» Directions
Copy the records below exactly as they stand. Leave out the pictures.

━━━━━ Data for the task ━━━━━

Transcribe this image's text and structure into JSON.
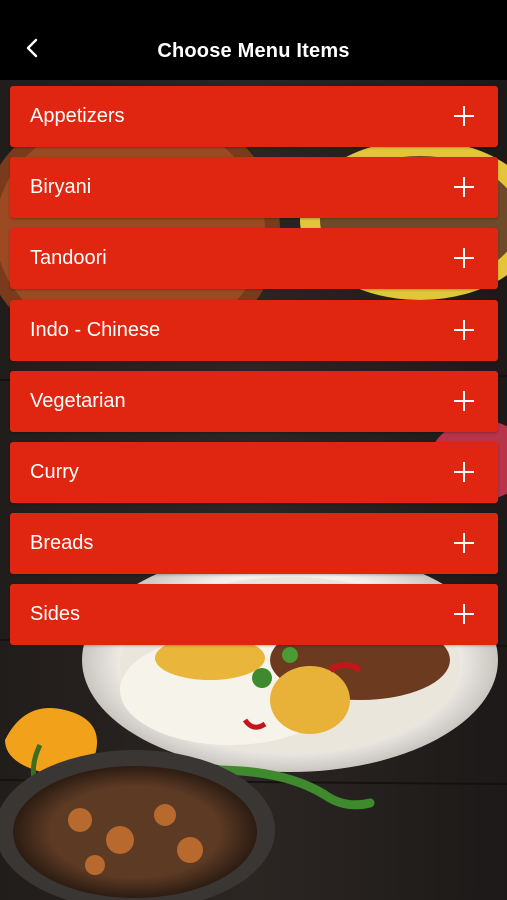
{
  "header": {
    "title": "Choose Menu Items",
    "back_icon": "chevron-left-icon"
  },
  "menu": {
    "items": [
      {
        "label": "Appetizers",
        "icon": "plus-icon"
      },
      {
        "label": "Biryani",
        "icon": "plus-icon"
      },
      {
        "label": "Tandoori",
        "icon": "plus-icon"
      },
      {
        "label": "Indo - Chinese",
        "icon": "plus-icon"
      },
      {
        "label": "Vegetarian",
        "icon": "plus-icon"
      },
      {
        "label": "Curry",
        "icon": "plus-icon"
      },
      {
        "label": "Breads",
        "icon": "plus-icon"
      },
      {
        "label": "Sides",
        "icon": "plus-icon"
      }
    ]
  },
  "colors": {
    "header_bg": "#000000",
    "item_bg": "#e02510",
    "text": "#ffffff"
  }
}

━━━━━

» Problem solution
Transcribe this image's text and structure into JSON.
{
  "header": {
    "title": "Choose Menu Items",
    "back_icon": "chevron-left-icon"
  },
  "menu": {
    "items": [
      {
        "label": "Appetizers",
        "icon": "plus-icon"
      },
      {
        "label": "Biryani",
        "icon": "plus-icon"
      },
      {
        "label": "Tandoori",
        "icon": "plus-icon"
      },
      {
        "label": "Indo - Chinese",
        "icon": "plus-icon"
      },
      {
        "label": "Vegetarian",
        "icon": "plus-icon"
      },
      {
        "label": "Curry",
        "icon": "plus-icon"
      },
      {
        "label": "Breads",
        "icon": "plus-icon"
      },
      {
        "label": "Sides",
        "icon": "plus-icon"
      }
    ]
  },
  "colors": {
    "header_bg": "#000000",
    "item_bg": "#e02510",
    "text": "#ffffff"
  }
}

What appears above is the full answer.